A temporary ban on refugees being admitted to the U.S. has put the spotlight on their plight. Few of us know what it is to lose our homes, our friends, our land, our belongings, and any sense of security. To lose identity, and dignity. Let us pray for the refugees—men and women, boys and girls—wandering the earth…
A PRAYER FOR THE POOR AND DOWNTRODDEN (from Prayers for Our Lives: 95 Lifelines to God)
[download a PDF of this prayer here]
“The Spirit of the Lord is on me, because he has anointed me
to proclaim good news to the poor.
He has sent me to proclaim freedom for the prisoners and recovery of sight for the blind,
to set the oppressed free,
to proclaim the year of the Lord’s favor.”
Gracious Lord in heaven,
When we consider the misery and suffering of so many millions of people in the world today, we are overwhelmed
[from Whole Church]
Occasionally I go to Bob and Win’s house to have them pray for me. I feel greedy doing so, because I know that even without that request, Bob and Win pray for me every day. And I mean pray. They talk to God the Father and Jesus and the Holy Spirit; they pour out their hearts. That has to be one of the main reasons they are the compassionate, generous people they are. They look at other people, and they see, with a precise vision, their real need. And they see the grace of God all around.
“Do not be anxious about anything, but in every situation, by prayer and petition, with thanksgiving, present your requests to God.” Philippians 4:6
You have invited us to give you thanks, and this is what we wish to do. We are living in a time of great anxiety, but you have offered us a way out of anxiety. We long to know your loving care.
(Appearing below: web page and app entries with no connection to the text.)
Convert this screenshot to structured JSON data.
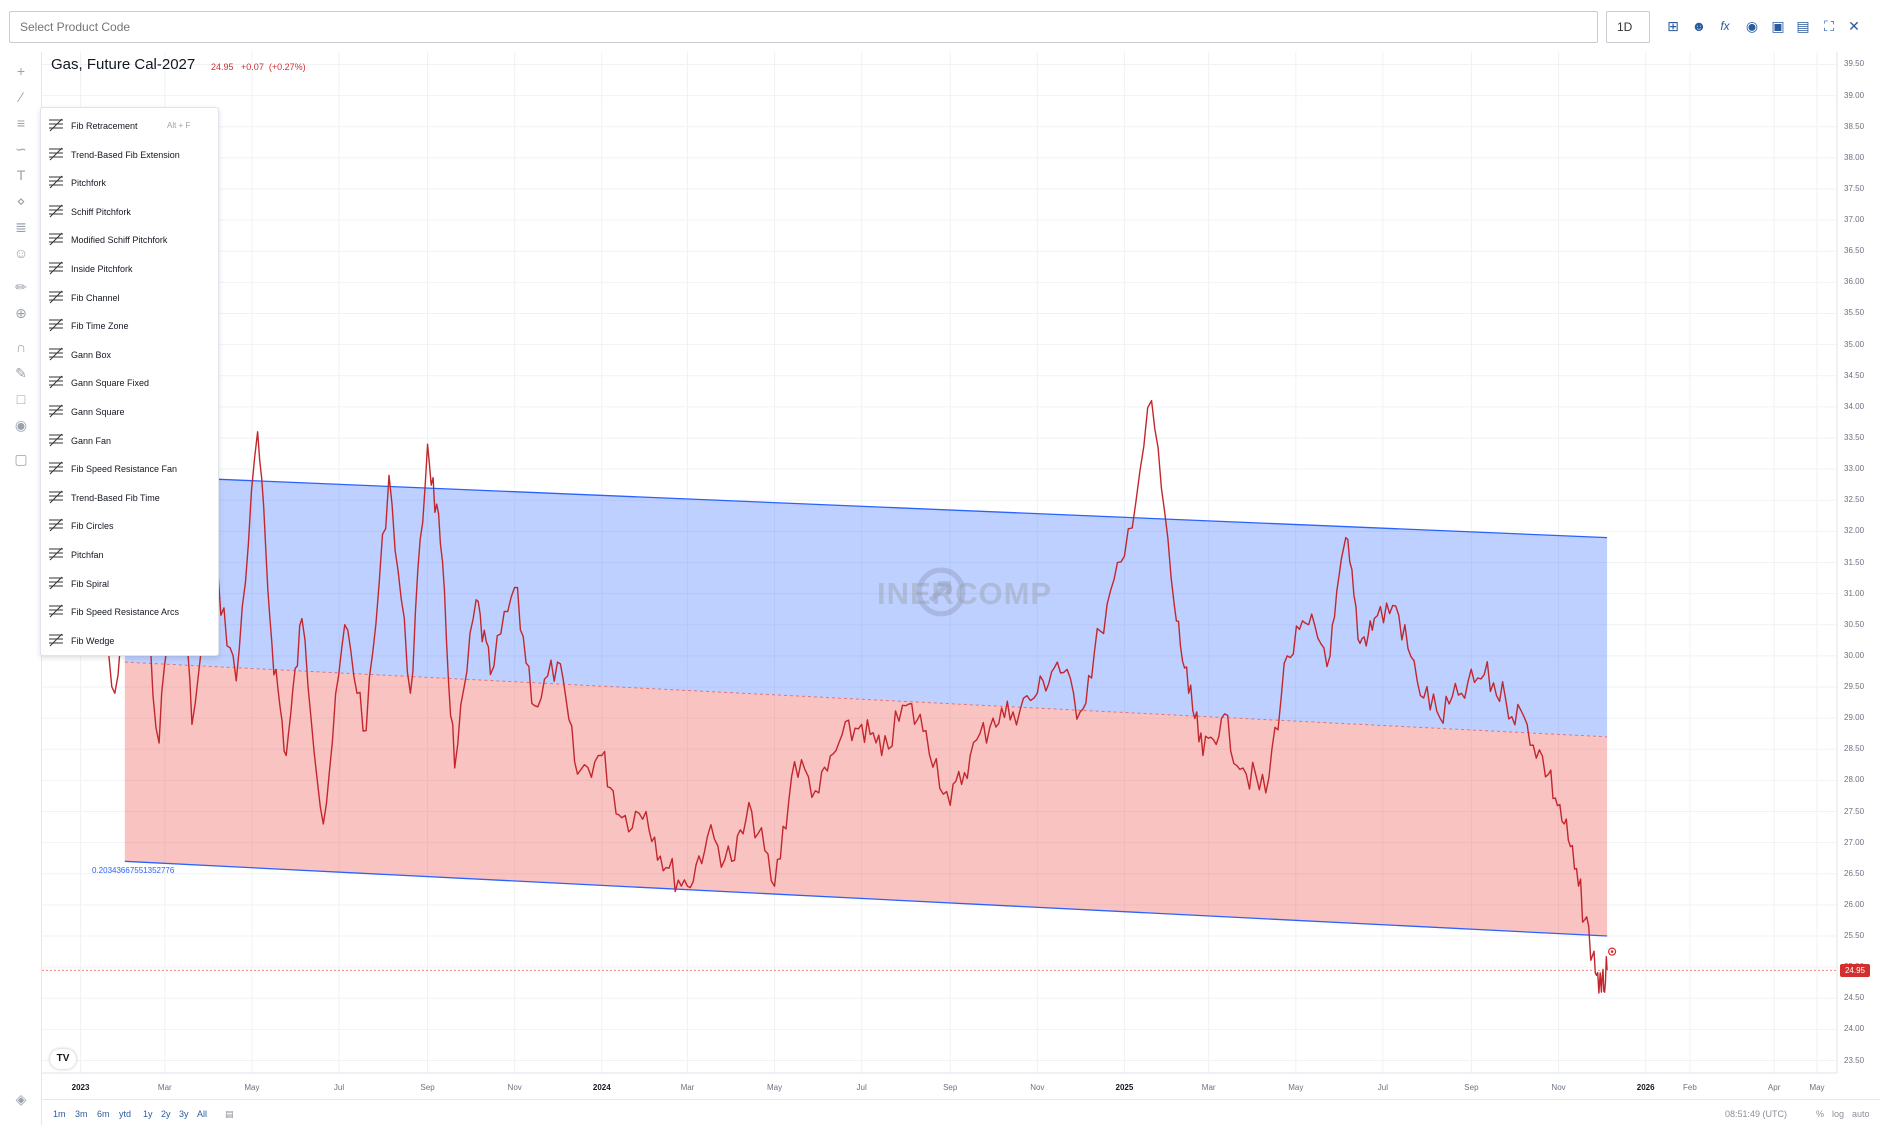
{
  "toolbar": {
    "product_placeholder": "Select Product Code",
    "interval": "1D",
    "icons": [
      "add-icon",
      "compare-icon",
      "indicators-fx-icon",
      "camera-icon",
      "save-image-icon",
      "chart-type-icon",
      "fullscreen-icon",
      "close-icon"
    ]
  },
  "left_tools": [
    "crosshair-icon",
    "trend-line-icon",
    "fib-tool-icon",
    "brush-icon",
    "text-icon",
    "pattern-icon",
    "prediction-icon",
    "emoji-icon",
    "ruler-icon",
    "zoom-icon",
    "magnet-icon",
    "lock-drawing-icon",
    "lock-icon",
    "eye-icon",
    "trash-icon",
    "layers-icon"
  ],
  "chart": {
    "title": "Gas, Future Cal-2027",
    "last_value": "24.95",
    "change": "+0.07",
    "change_pct": "(+0.27%)",
    "fib_level_label": "0.20343667551352776",
    "watermark": "INERCOMP",
    "tv_logo": "TV",
    "last_price_label": "24.95",
    "up_color": "#2962ff",
    "down_color": "#ef5350",
    "line_color": "#c2272d"
  },
  "chart_data": {
    "type": "line",
    "series": [
      {
        "values_x": [
          "2022-12-20",
          "2023-01-10",
          "2023-01-25",
          "2023-02-10",
          "2023-02-25",
          "2023-03-10",
          "2023-03-20",
          "2023-04-05",
          "2023-04-20",
          "2023-05-05",
          "2023-05-15",
          "2023-05-25",
          "2023-06-05",
          "2023-06-20",
          "2023-07-05",
          "2023-07-20",
          "2023-08-05",
          "2023-08-20",
          "2023-09-01",
          "2023-09-10",
          "2023-09-20",
          "2023-10-05",
          "2023-10-15",
          "2023-11-01",
          "2023-11-15",
          "2023-12-01",
          "2023-12-15",
          "2024-01-01",
          "2024-01-15",
          "2024-02-01",
          "2024-02-15",
          "2024-03-01",
          "2024-03-15",
          "2024-04-01",
          "2024-04-15",
          "2024-05-01",
          "2024-05-15",
          "2024-06-01",
          "2024-06-15",
          "2024-07-01",
          "2024-07-15",
          "2024-08-01",
          "2024-08-15",
          "2024-09-01",
          "2024-09-15",
          "2024-10-01",
          "2024-10-15",
          "2024-11-01",
          "2024-11-15",
          "2024-12-01",
          "2024-12-15",
          "2025-01-01",
          "2025-01-20",
          "2025-02-05",
          "2025-02-15",
          "2025-02-25",
          "2025-03-10",
          "2025-03-25",
          "2025-04-10",
          "2025-04-25",
          "2025-05-10",
          "2025-05-25",
          "2025-06-05",
          "2025-06-15",
          "2025-06-25",
          "2025-07-10",
          "2025-07-25",
          "2025-08-10",
          "2025-08-25",
          "2025-09-10",
          "2025-09-25",
          "2025-10-10",
          "2025-10-25",
          "2025-11-05",
          "2025-11-15",
          "2025-11-25",
          "2025-12-01",
          "2025-12-05"
        ],
        "values_y": [
          30.1,
          31.2,
          29.4,
          32.1,
          28.6,
          32.8,
          28.9,
          31.4,
          29.6,
          33.6,
          30.2,
          28.4,
          30.6,
          27.3,
          30.5,
          28.8,
          32.9,
          29.4,
          33.4,
          31.8,
          28.2,
          30.9,
          29.7,
          31.1,
          29.2,
          29.9,
          28.1,
          28.4,
          27.4,
          27.5,
          26.6,
          26.3,
          27.1,
          26.7,
          27.5,
          26.3,
          28.3,
          27.8,
          28.6,
          28.9,
          28.4,
          29.2,
          28.8,
          27.6,
          28.4,
          29.0,
          29.1,
          29.4,
          29.9,
          29.1,
          30.4,
          31.6,
          34.1,
          30.8,
          29.4,
          28.4,
          29.0,
          28.2,
          27.8,
          30.0,
          30.5,
          30.0,
          31.9,
          30.2,
          30.6,
          30.8,
          29.6,
          29.0,
          29.4,
          29.7,
          29.3,
          28.9,
          28.1,
          27.3,
          26.3,
          25.2,
          24.6,
          24.95
        ]
      }
    ],
    "ylim": [
      23.3,
      39.7
    ],
    "y_ticks": [
      "39.50",
      "39.00",
      "38.50",
      "38.00",
      "37.50",
      "37.00",
      "36.50",
      "36.00",
      "35.50",
      "35.00",
      "34.50",
      "34.00",
      "33.50",
      "33.00",
      "32.50",
      "32.00",
      "31.50",
      "31.00",
      "30.50",
      "30.00",
      "29.50",
      "29.00",
      "28.50",
      "28.00",
      "27.50",
      "27.00",
      "26.50",
      "26.00",
      "25.50",
      "25.00",
      "24.50",
      "24.00",
      "23.50"
    ],
    "x_ticks": [
      {
        "label": "2023",
        "major": true
      },
      {
        "label": "Mar",
        "major": false
      },
      {
        "label": "May",
        "major": false
      },
      {
        "label": "Jul",
        "major": false
      },
      {
        "label": "Sep",
        "major": false
      },
      {
        "label": "Nov",
        "major": false
      },
      {
        "label": "2024",
        "major": true
      },
      {
        "label": "Mar",
        "major": false
      },
      {
        "label": "May",
        "major": false
      },
      {
        "label": "Jul",
        "major": false
      },
      {
        "label": "Sep",
        "major": false
      },
      {
        "label": "Nov",
        "major": false
      },
      {
        "label": "2025",
        "major": true
      },
      {
        "label": "Mar",
        "major": false
      },
      {
        "label": "May",
        "major": false
      },
      {
        "label": "Jul",
        "major": false
      },
      {
        "label": "Sep",
        "major": false
      },
      {
        "label": "Nov",
        "major": false
      },
      {
        "label": "2026",
        "major": true
      },
      {
        "label": "Feb",
        "major": false
      },
      {
        "label": "Apr",
        "major": false
      },
      {
        "label": "May",
        "major": false
      }
    ],
    "fib_channel": {
      "upper_start": 32.9,
      "upper_end": 31.9,
      "mid_start": 29.9,
      "mid_end": 28.7,
      "lower_start": 26.7,
      "lower_end": 25.5,
      "start": "2023-02-01",
      "end": "2025-12-05"
    }
  },
  "fib_menu": {
    "items": [
      {
        "label": "Fib Retracement",
        "hotkey": "Alt + F",
        "icon": "fib-retracement-icon"
      },
      {
        "label": "Trend-Based Fib Extension",
        "hotkey": "",
        "icon": "trend-fib-extension-icon"
      },
      {
        "label": "Pitchfork",
        "hotkey": "",
        "icon": "pitchfork-icon"
      },
      {
        "label": "Schiff Pitchfork",
        "hotkey": "",
        "icon": "schiff-pitchfork-icon"
      },
      {
        "label": "Modified Schiff Pitchfork",
        "hotkey": "",
        "icon": "modified-schiff-pitchfork-icon"
      },
      {
        "label": "Inside Pitchfork",
        "hotkey": "",
        "icon": "inside-pitchfork-icon"
      },
      {
        "label": "Fib Channel",
        "hotkey": "",
        "icon": "fib-channel-icon"
      },
      {
        "label": "Fib Time Zone",
        "hotkey": "",
        "icon": "fib-time-zone-icon"
      },
      {
        "label": "Gann Box",
        "hotkey": "",
        "icon": "gann-box-icon"
      },
      {
        "label": "Gann Square Fixed",
        "hotkey": "",
        "icon": "gann-square-fixed-icon"
      },
      {
        "label": "Gann Square",
        "hotkey": "",
        "icon": "gann-square-icon"
      },
      {
        "label": "Gann Fan",
        "hotkey": "",
        "icon": "gann-fan-icon"
      },
      {
        "label": "Fib Speed Resistance Fan",
        "hotkey": "",
        "icon": "fib-speed-fan-icon"
      },
      {
        "label": "Trend-Based Fib Time",
        "hotkey": "",
        "icon": "trend-fib-time-icon"
      },
      {
        "label": "Fib Circles",
        "hotkey": "",
        "icon": "fib-circles-icon"
      },
      {
        "label": "Pitchfan",
        "hotkey": "",
        "icon": "pitchfan-icon"
      },
      {
        "label": "Fib Spiral",
        "hotkey": "",
        "icon": "fib-spiral-icon"
      },
      {
        "label": "Fib Speed Resistance Arcs",
        "hotkey": "",
        "icon": "fib-speed-arcs-icon"
      },
      {
        "label": "Fib Wedge",
        "hotkey": "",
        "icon": "fib-wedge-icon"
      }
    ]
  },
  "bottom": {
    "ranges": [
      "1m",
      "3m",
      "6m",
      "ytd",
      "1y",
      "2y",
      "3y",
      "All"
    ],
    "clock": "08:51:49 (UTC)",
    "pct": "%",
    "log": "log",
    "auto": "auto"
  }
}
There is a view of leadership today that is disappointingly simplistic: merely getting people to do things. Many are successful in their efforts. They can get people to give money, attend large meetings, vote a certain way, develop a group identity, even to sacrifice. These are good things, but are not the apex of what Christian leaders are called to do.
A higher view of leadership includes higher purposes. This leadership aims at great aspirations, brilliant ideas, and high ideals. It aims at the betterment of people—their character and dignity, not just their pocketbook and status. It is committed to transformation. This is spiritual leadership—spiritual because it is empowered by the Spirit of God and its ends are spiritual vitality and growth. And the amazing thing is that God uses us even in our brokenness and sinfulness to lead people toward this transformation.
A sucker is born every minute. Supposedly P. T. Barnum, the ultimate circus showman, said this, though no one can prove it. All I know is this: I just don’t want to be one.
And yet, in this political circus in which we find ourselves, millions of people are being played as suckers. But it does not have to be.